# How to complete this task
Check each line of the data for "Statement", and copy the ones that have it.

# Records to process
▼▼▼
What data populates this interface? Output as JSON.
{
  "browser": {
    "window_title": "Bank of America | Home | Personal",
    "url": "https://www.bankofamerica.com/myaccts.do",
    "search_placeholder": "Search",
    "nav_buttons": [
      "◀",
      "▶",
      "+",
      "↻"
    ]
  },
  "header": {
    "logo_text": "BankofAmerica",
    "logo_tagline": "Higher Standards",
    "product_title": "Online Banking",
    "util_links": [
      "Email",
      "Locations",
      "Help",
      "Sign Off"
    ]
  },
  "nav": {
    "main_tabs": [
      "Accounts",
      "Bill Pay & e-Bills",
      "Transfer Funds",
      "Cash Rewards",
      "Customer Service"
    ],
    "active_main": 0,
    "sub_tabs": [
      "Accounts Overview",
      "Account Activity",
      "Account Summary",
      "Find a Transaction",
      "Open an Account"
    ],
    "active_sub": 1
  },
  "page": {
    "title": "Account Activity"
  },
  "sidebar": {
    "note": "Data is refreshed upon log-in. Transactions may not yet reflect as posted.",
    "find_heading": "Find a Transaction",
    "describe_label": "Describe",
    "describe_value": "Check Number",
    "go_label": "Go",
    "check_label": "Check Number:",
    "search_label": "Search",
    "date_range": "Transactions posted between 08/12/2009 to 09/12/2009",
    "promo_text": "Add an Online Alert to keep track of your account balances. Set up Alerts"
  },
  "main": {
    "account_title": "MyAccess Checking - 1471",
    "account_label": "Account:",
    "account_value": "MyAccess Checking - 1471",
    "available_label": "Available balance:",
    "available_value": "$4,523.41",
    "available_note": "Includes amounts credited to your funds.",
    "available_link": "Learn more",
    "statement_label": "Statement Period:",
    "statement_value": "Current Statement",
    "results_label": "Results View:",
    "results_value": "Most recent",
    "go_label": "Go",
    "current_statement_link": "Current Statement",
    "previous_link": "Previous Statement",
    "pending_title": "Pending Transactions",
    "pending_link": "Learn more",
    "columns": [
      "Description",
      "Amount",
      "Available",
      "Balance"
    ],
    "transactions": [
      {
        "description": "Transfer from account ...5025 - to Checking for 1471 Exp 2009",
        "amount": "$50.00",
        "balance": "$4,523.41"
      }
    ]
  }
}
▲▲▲
# Solution
    "statement_label": "Statement Period:",
    "statement_value": "Current Statement",
    "current_statement_link": "Current Statement",
    "previous_link": "Previous Statement",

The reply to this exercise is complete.